relying on when imposing sentence in 2002, the Court did
adopt the Presentence Investigation Report which listed five
prior felony convictions: two counts of burglary in Fulton
County, Georgia, on January 18, 1979; aggravated burglary on
July 31, 1979 in Cuyahoga County, Ohio; aggravated burglary
on the same date in Cleveland under a separate case number;
and attempted robbery on April 27, 1992, in Preble County,
Ohio. (PSR ¶ 25).
Aggravated Burglary Convictions
Waagner has two July 31, 1979, convictions for aggravated
burglary in Ohio. Waagner argued these two convictions did
not qualify under the enumerated offenses clause of the ACCA,
relying on United States v. Coleman, 655 F.3d 480
(6th Cir. 2011).
Answer of the United States attached the indictments in these
two cases which show that Mr. Waagner was convicted in them
of aggravated burglary in violation of Ohio Revised Code
§ 2911.11(A)(3). Relying on the indictments and a number
of cases in this District and others finding the statutory
language of Ohio Revised Code § 2911.11(A)(3) and
similar language in other Ohio burglary statutes qualifies as
generic burglary, the Report concluded therefore are
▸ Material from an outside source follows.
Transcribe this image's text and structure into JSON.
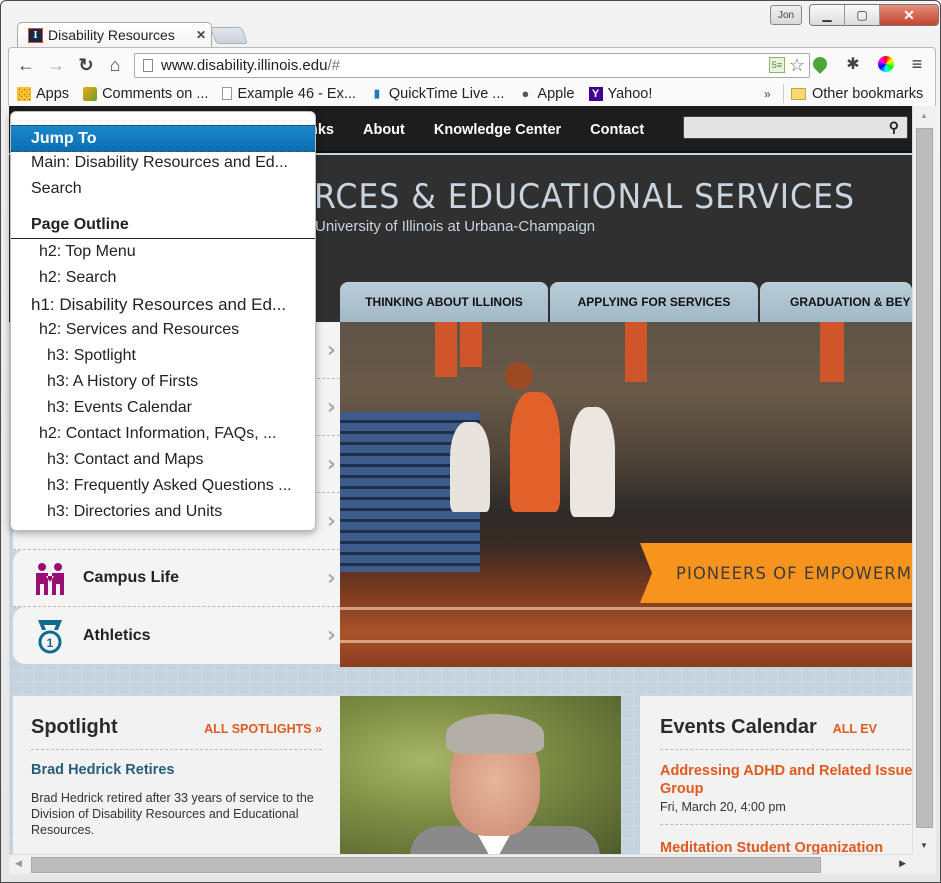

qualifying predicate convictions. The Report found that
United States v. Coleman was still good law, but
only with respect to the statute it was examining, Ohio
Revised Code § 2911.12(A)(3), Ohio's third-degree
objects that the Report on this point is inconsistent with
Magistrate Judge Merz's May 16, 2016, Report which
recommended dismissal of the § 2255 Motion but accepted
the argument that his aggravated burglaries did not qualify
(See ECF No. 110, PageID 1211). While Magistrate Judge Merz
did not explain the inconsistency, the reason for it is
apparent to the Court: the May 2016 Report was made upon
initial review under Rule 4 of the Rules Governing §
2255 Motions. Magistrate Judge Merz did not have before him
either the indictments in the Ohio aggravated burglaries or
the citations of authority he relied on in the present
Report, both of which were later provided by the United
States in its Answer.
Waagner also cites United States v. Fugate, Case No.
3:09-cr-165 (S.D. Ohio Aug. 19, 2016), in which he says the
Government conceded and Magistrate Judge Merz agreed with his
position that “Ohio burglary is no longer an ACCA
predicate offense.” (Objections, ECF No. 125, PageID
1314). Upon examination of the docket in that case, the Court
finds that upon recommittal Magistrate Judge Merz withdrew
the relevant Report.
Waagner was indicted for robbery of a truck stop clerk in
Eaton, Ohio, in 1979. The statute involved was Ohio Revised
Code § 2911.02(A) which includes the use of force or
threatened use of force against another while committing a
theft offense. The statute on its face satisfies the elements
clause of the ACCA. Magistrate Judge Merz found Mr. Waagner
did not dispute that point, but claimed he was convicted
under Ohio's attempt statute, Ohio Revised Code §
2923.02(A) which does not contain a force element.
Report noted that Mr. Waagner was actually convicted of
“attempt as it relates to robbery, ” and reflects
the common Ohio plea bargaining process of “bargaining
to the attempt ...